The accused shooter who opened fire at a grocery store in Buffalo, New York is only 18 years old, and we need to have a serious conversation about what motivates boys to commit these terrible acts. Some may try to laugh it off or call it a distraction, but we should not ignore the link to violent video games. The shooter dressed up like a character found in violent video games to which millions of teenage boys are addicted. He wore camouflage and a helmet as can be seen in images from “Call of Duty,” one of the most popular shooter games around.
He has no military training but ruthlessly killed with horrific efficiency. Being shot at by a security guard did not faze him, as these games train players to continue shooting rapidly in order to score as many points as possible. The deadly mindset encouraged by playing thousands of hours of shooter games should be reprimanded.

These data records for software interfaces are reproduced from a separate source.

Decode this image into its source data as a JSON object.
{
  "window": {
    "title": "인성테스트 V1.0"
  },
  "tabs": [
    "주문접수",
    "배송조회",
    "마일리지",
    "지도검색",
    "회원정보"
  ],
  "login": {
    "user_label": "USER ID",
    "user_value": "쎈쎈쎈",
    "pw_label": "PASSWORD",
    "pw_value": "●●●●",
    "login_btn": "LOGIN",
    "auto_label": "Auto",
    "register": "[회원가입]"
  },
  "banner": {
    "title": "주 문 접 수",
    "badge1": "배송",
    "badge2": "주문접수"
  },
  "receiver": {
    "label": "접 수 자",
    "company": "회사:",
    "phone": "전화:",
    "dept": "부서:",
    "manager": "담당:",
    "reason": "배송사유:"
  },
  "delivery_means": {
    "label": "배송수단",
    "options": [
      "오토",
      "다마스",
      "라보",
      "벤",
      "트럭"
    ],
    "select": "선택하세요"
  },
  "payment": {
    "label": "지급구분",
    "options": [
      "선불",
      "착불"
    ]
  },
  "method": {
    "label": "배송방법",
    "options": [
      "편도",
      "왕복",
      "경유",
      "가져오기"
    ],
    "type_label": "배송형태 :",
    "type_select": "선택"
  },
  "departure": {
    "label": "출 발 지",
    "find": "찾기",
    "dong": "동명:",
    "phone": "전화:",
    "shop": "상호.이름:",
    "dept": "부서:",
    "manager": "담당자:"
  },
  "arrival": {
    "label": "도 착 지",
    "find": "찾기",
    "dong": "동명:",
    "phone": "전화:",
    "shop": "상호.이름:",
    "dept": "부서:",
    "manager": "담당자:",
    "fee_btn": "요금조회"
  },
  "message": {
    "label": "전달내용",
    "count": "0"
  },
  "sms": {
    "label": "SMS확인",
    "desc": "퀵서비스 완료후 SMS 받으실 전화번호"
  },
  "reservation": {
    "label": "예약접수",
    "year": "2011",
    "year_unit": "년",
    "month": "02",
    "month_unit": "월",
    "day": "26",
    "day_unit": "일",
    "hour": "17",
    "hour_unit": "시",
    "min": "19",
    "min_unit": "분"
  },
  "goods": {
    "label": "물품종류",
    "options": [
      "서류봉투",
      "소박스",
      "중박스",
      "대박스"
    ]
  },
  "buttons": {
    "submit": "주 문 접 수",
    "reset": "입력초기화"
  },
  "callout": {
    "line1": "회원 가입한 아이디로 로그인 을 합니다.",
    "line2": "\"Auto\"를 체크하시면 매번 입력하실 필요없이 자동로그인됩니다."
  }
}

Young men at age 18 should be learning skills to become productive members of society. The Buffalo, New York shooter is apparently from a strong family having parents who are civil engineers, so familiar arguments about broken families leading to crime do not singlehandedly explain this shooting rampage by a privileged young man.
In the same weekend, a Milwaukee gunman opened fire on a crowd of 300 to 500 people after game six of the NBA playoffs between the Milwaukee Bucks and Boston Celtics. Police complained about understaffing to handle such violence in a rowdy crowd, which resulted in 17 people being shot, none fatally. But understaffing of urban police does not fit the liberal narrative, either. Republicans are obviously not to blame for these mass shootings, and should lead to address the contributing causes of addictive violent video games and understaffing police departments.
The demagoguery by Democrats in exploiting these tragedies does not help prevent them. Blaming it all on the gun will not prevent even a single mass shooting. Instead, we have to talk about the people holding the guns, and what could motivate them to do what they do. If we aren’t willing to talk about the role violent video games play, we can’t find the solutions we seek.